- THE TASK: In the records below, pick out all lines containing the word "bins".

BEGIN EXERCISE INPUT

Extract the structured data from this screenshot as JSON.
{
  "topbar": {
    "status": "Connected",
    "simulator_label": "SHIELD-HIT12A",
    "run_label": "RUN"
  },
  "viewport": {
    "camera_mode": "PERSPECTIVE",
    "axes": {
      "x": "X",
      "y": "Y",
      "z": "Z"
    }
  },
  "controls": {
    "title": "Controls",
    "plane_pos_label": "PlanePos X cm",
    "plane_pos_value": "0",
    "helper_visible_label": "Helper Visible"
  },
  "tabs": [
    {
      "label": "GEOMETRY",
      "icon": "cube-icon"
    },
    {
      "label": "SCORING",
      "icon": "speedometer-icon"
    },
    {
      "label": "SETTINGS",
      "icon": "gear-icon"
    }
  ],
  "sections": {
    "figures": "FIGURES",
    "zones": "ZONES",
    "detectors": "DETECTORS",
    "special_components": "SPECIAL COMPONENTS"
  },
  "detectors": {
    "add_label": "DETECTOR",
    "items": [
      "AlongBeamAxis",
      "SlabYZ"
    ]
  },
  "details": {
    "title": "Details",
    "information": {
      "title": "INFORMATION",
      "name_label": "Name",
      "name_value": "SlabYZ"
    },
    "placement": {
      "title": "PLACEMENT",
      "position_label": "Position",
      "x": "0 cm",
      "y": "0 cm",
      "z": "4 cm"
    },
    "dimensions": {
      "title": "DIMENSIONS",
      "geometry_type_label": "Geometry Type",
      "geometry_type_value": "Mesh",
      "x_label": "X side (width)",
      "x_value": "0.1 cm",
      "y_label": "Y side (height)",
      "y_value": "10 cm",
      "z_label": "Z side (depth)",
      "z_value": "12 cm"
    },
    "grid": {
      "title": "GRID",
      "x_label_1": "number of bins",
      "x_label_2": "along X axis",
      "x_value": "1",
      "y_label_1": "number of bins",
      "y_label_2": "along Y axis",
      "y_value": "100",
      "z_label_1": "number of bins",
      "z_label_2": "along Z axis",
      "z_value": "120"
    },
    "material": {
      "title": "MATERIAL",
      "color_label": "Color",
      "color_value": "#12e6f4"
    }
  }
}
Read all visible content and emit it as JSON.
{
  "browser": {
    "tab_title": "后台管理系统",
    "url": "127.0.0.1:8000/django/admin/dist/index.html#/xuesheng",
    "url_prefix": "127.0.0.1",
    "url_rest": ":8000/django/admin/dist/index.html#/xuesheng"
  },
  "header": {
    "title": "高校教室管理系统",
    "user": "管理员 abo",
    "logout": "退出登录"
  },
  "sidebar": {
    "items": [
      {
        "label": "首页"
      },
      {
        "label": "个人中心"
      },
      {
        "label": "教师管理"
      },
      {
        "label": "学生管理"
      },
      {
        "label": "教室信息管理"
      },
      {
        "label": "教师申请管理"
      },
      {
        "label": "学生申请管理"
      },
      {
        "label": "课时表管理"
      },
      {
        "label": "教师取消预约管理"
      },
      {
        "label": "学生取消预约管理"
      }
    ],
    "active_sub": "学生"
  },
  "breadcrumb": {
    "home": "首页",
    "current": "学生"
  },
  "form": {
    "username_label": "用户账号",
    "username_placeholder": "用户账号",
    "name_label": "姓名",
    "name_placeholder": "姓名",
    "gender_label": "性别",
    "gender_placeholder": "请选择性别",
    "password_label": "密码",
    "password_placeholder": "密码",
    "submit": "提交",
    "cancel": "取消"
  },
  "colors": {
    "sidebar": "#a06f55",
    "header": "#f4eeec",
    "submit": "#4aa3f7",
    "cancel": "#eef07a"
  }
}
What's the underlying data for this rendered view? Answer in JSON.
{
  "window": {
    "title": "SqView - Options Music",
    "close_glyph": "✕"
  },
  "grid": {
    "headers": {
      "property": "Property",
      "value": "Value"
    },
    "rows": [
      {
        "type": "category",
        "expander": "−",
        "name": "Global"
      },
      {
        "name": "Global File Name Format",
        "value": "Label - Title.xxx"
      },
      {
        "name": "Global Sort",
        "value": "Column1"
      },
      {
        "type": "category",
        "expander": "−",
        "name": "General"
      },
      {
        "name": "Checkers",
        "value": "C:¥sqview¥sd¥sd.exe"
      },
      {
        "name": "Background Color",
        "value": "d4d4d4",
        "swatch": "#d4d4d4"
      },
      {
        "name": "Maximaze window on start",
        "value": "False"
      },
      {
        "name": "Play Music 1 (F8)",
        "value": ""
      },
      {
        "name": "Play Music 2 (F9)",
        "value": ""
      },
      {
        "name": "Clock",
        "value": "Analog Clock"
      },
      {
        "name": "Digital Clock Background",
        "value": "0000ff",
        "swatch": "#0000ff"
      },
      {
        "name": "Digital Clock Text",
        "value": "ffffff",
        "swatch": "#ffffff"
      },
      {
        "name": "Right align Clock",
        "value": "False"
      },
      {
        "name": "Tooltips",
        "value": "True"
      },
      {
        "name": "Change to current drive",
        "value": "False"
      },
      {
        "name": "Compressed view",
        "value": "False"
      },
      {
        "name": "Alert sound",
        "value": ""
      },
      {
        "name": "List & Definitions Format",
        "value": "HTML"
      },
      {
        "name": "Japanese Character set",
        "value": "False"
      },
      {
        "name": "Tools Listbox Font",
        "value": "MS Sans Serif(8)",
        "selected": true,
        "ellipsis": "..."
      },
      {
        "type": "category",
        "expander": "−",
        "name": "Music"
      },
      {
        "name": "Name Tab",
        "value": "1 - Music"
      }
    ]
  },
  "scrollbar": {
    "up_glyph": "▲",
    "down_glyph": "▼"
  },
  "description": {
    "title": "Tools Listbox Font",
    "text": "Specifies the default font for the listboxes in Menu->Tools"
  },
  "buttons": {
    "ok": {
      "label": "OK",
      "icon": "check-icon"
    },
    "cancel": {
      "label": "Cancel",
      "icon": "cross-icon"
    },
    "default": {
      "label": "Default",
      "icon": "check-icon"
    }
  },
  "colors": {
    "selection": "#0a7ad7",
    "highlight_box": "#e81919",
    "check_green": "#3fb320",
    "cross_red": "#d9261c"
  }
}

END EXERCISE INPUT

- RESPONSE BELOW:
      "x_label_1": "number of bins",
      "y_label_1": "number of bins",
      "z_label_1": "number of bins",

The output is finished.